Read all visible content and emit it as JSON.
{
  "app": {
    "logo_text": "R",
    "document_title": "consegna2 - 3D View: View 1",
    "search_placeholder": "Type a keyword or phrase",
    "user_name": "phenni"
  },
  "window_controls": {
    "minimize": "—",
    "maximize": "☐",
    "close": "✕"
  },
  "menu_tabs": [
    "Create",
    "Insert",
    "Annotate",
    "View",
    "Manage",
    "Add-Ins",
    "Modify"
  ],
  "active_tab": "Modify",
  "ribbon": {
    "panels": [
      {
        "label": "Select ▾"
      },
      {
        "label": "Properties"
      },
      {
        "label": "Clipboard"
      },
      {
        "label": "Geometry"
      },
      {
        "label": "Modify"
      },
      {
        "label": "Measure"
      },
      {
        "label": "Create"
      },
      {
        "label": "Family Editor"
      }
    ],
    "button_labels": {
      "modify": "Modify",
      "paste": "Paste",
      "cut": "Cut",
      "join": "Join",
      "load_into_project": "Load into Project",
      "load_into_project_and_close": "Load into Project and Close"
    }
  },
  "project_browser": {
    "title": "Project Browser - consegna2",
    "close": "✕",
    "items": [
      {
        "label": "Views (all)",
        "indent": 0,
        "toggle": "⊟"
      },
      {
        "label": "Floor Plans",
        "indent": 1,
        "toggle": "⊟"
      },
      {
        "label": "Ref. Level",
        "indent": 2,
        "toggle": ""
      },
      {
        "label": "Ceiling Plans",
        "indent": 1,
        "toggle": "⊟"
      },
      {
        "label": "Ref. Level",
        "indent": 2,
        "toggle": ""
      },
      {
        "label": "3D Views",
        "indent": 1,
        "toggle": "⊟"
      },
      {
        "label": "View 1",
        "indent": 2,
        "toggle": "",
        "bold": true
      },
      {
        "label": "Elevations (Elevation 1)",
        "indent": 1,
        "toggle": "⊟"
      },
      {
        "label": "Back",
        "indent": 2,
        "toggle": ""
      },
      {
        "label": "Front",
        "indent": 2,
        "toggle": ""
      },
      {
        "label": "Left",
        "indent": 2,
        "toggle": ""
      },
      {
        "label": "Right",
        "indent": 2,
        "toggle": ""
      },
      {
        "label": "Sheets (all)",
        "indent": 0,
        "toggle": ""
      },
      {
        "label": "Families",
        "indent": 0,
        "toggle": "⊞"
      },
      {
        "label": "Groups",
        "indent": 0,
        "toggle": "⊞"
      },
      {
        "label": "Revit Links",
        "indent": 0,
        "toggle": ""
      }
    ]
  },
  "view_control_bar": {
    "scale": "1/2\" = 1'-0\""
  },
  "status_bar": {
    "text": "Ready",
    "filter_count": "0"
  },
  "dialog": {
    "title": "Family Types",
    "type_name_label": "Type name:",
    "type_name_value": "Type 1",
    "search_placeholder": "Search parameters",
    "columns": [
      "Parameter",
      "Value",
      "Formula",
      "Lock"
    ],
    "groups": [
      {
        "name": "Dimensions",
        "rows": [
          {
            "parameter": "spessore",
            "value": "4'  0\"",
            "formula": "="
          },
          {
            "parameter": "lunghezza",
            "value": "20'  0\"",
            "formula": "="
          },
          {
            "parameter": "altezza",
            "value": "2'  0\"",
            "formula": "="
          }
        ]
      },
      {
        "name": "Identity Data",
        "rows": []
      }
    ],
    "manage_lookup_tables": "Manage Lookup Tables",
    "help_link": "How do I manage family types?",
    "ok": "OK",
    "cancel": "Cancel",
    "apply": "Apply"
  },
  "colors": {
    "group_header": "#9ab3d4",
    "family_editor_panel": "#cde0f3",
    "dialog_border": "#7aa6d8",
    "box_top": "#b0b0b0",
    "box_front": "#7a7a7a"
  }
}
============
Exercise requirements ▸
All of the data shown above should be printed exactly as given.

Your response ▸
Read all visible content and emit it as JSON.
{
  "app": {
    "logo_text": "R",
    "document_title": "consegna2 - 3D View: View 1",
    "search_placeholder": "Type a keyword or phrase",
    "user_name": "phenni"
  },
  "window_controls": {
    "minimize": "—",
    "maximize": "☐",
    "close": "✕"
  },
  "menu_tabs": [
    "Create",
    "Insert",
    "Annotate",
    "View",
    "Manage",
    "Add-Ins",
    "Modify"
  ],
  "active_tab": "Modify",
  "ribbon": {
    "panels": [
      {
        "label": "Select ▾"
      },
      {
        "label": "Properties"
      },
      {
        "label": "Clipboard"
      },
      {
        "label": "Geometry"
      },
      {
        "label": "Modify"
      },
      {
        "label": "Measure"
      },
      {
        "label": "Create"
      },
      {
        "label": "Family Editor"
      }
    ],
    "button_labels": {
      "modify": "Modify",
      "paste": "Paste",
      "cut": "Cut",
      "join": "Join",
      "load_into_project": "Load into Project",
      "load_into_project_and_close": "Load into Project and Close"
    }
  },
  "project_browser": {
    "title": "Project Browser - consegna2",
    "close": "✕",
    "items": [
      {
        "label": "Views (all)",
        "indent": 0,
        "toggle": "⊟"
      },
      {
        "label": "Floor Plans",
        "indent": 1,
        "toggle": "⊟"
      },
      {
        "label": "Ref. Level",
        "indent": 2,
        "toggle": ""
      },
      {
        "label": "Ceiling Plans",
        "indent": 1,
        "toggle": "⊟"
      },
      {
        "label": "Ref. Level",
        "indent": 2,
        "toggle": ""
      },
      {
        "label": "3D Views",
        "indent": 1,
        "toggle": "⊟"
      },
      {
        "label": "View 1",
        "indent": 2,
        "toggle": "",
        "bold": true
      },
      {
        "label": "Elevations (Elevation 1)",
        "indent": 1,
        "toggle": "⊟"
      },
      {
        "label": "Back",
        "indent": 2,
        "toggle": ""
      },
      {
        "label": "Front",
        "indent": 2,
        "toggle": ""
      },
      {
        "label": "Left",
        "indent": 2,
        "toggle": ""
      },
      {
        "label": "Right",
        "indent": 2,
        "toggle": ""
      },
      {
        "label": "Sheets (all)",
        "indent": 0,
        "toggle": ""
      },
      {
        "label": "Families",
        "indent": 0,
        "toggle": "⊞"
      },
      {
        "label": "Groups",
        "indent": 0,
        "toggle": "⊞"
      },
      {
        "label": "Revit Links",
        "indent": 0,
        "toggle": ""
      }
    ]
  },
  "view_control_bar": {
    "scale": "1/2\" = 1'-0\""
  },
  "status_bar": {
    "text": "Ready",
    "filter_count": "0"
  },
  "dialog": {
    "title": "Family Types",
    "type_name_label": "Type name:",
    "type_name_value": "Type 1",
    "search_placeholder": "Search parameters",
    "columns": [
      "Parameter",
      "Value",
      "Formula",
      "Lock"
    ],
    "groups": [
      {
        "name": "Dimensions",
        "rows": [
          {
            "parameter": "spessore",
            "value": "4'  0\"",
            "formula": "="
          },
          {
            "parameter": "lunghezza",
            "value": "20'  0\"",
            "formula": "="
          },
          {
            "parameter": "altezza",
            "value": "2'  0\"",
            "formula": "="
          }
        ]
      },
      {
        "name": "Identity Data",
        "rows": []
      }
    ],
    "manage_lookup_tables": "Manage Lookup Tables",
    "help_link": "How do I manage family types?",
    "ok": "OK",
    "cancel": "Cancel",
    "apply": "Apply"
  },
  "colors": {
    "group_header": "#9ab3d4",
    "family_editor_panel": "#cde0f3",
    "dialog_border": "#7aa6d8",
    "box_top": "#b0b0b0",
    "box_front": "#7a7a7a"
  }
}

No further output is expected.